Your instructions: When a line in the entries below contains the word "default", copy that line.

Provided entries:

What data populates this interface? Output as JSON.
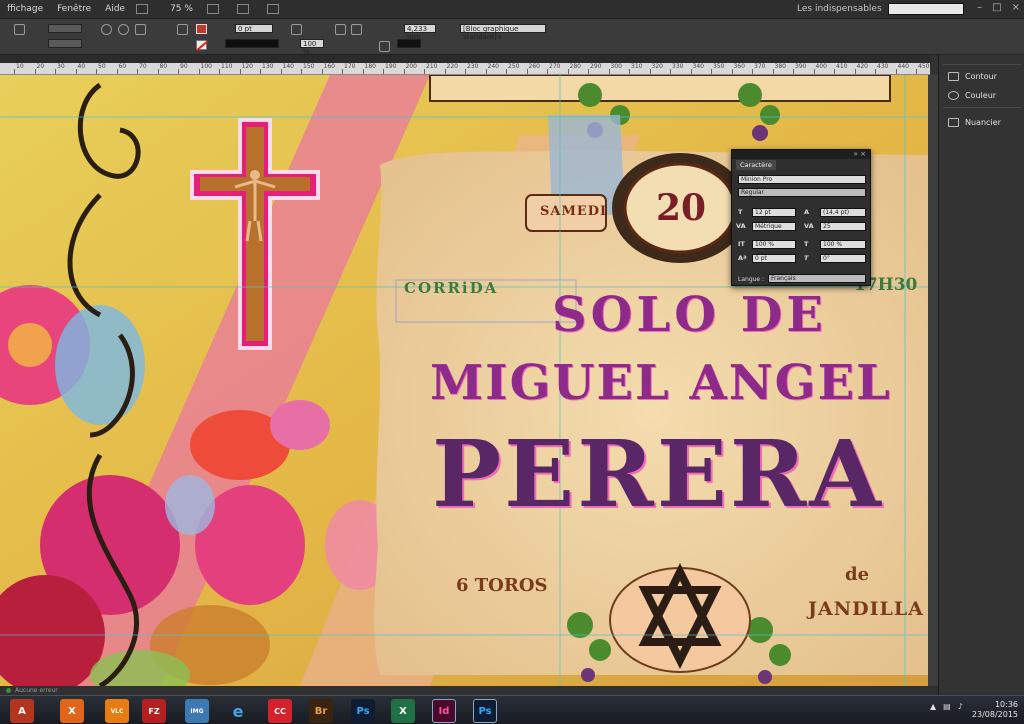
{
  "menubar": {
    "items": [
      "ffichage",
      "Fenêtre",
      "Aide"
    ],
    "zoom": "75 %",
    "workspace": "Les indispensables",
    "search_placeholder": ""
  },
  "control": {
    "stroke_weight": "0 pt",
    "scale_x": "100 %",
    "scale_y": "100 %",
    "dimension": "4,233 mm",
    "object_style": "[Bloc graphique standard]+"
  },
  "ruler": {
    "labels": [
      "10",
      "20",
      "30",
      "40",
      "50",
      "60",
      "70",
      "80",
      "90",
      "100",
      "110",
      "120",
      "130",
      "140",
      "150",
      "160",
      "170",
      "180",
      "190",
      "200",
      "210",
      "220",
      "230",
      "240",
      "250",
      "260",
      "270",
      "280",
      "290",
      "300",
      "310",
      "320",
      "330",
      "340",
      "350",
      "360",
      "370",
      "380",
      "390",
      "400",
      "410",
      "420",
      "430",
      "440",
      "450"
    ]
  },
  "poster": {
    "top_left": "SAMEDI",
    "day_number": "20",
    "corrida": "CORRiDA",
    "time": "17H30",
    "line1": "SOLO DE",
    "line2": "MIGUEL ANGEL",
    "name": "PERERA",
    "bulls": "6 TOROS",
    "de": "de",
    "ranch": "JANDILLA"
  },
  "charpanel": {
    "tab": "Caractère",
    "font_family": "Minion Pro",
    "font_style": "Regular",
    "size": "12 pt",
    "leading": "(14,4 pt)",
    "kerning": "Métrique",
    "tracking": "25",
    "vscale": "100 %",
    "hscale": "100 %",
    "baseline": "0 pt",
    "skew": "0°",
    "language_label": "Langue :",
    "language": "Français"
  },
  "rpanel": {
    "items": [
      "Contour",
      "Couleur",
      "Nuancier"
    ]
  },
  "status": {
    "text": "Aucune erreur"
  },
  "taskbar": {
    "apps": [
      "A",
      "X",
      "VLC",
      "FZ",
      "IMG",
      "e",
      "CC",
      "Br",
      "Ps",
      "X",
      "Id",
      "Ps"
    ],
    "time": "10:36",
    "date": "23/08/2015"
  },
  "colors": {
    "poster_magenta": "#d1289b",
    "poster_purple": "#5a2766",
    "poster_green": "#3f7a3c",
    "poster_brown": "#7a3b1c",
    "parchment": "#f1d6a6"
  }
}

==

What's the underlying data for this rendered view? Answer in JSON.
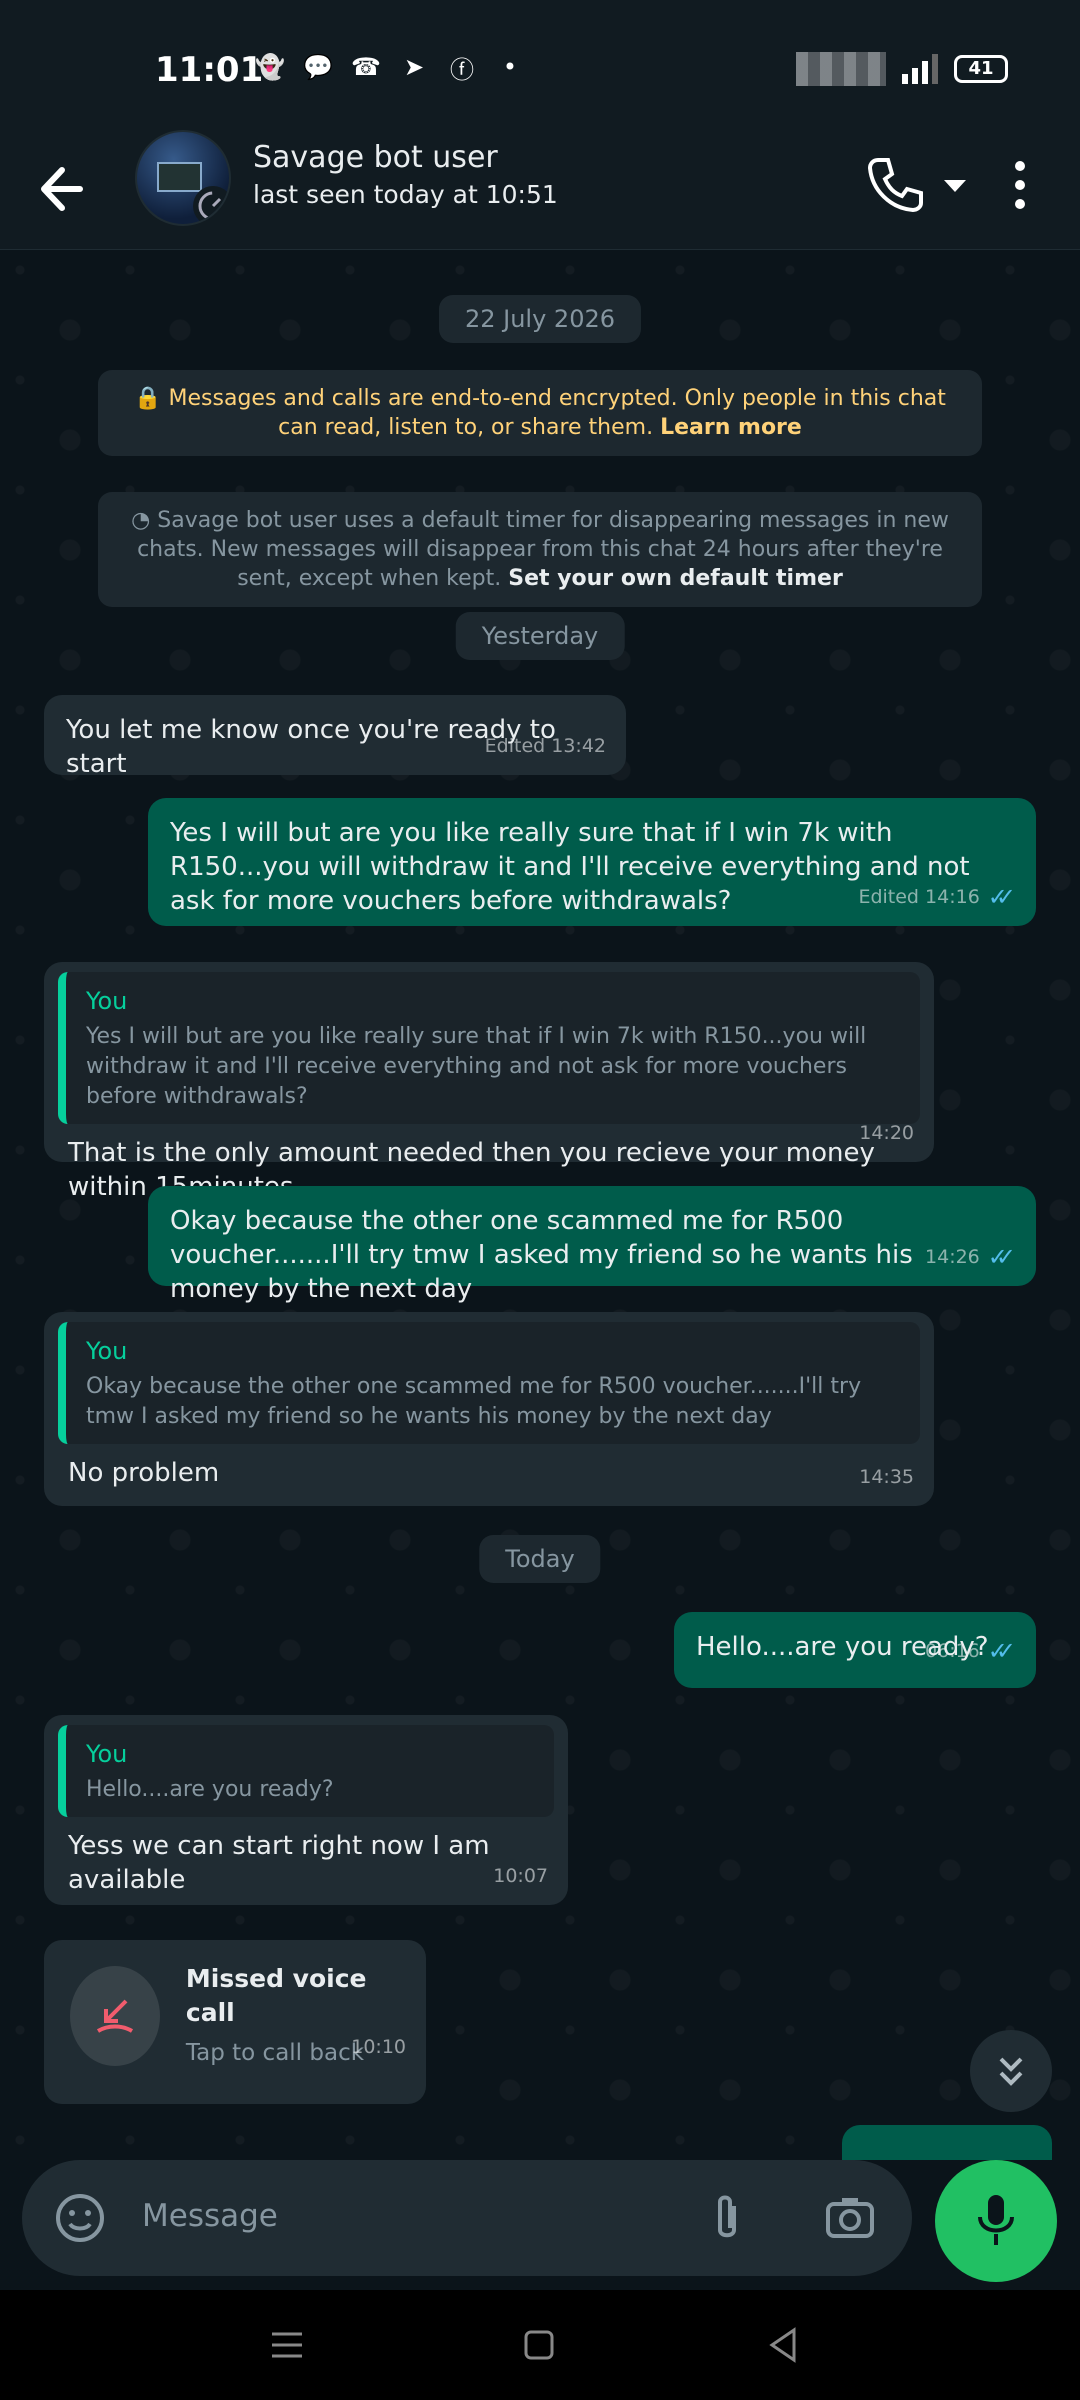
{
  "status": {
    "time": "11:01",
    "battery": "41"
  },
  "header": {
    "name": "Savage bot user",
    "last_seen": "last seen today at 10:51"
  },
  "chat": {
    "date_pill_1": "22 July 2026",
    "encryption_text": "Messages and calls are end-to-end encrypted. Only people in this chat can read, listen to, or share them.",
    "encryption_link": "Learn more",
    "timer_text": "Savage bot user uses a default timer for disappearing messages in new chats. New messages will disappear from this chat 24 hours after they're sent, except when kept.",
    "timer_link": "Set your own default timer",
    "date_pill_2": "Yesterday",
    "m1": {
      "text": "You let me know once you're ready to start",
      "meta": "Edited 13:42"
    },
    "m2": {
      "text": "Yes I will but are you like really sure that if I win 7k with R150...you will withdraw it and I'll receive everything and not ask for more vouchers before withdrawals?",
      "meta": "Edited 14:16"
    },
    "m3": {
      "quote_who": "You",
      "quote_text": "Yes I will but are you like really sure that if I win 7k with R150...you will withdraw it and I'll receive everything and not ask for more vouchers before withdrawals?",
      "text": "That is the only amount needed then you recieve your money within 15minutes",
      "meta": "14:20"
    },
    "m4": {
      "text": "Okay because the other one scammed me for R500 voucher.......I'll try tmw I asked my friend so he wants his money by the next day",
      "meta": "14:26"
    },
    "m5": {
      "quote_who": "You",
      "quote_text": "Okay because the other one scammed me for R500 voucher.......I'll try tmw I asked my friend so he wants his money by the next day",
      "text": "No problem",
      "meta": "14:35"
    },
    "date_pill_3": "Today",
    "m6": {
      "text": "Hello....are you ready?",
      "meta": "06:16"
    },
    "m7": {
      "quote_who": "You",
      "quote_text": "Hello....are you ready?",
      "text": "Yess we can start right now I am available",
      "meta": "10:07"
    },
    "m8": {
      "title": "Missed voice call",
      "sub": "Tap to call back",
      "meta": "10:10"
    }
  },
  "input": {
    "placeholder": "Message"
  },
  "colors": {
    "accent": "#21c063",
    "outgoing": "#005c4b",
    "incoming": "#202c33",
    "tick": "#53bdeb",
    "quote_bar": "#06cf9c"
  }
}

Exercise output:
    "timer_text": "Savage bot user uses a default timer for disappearing messages in new chats. New messages will disappear from this chat 24 hours after they're sent, except when kept.",
    "timer_link": "Set your own default timer",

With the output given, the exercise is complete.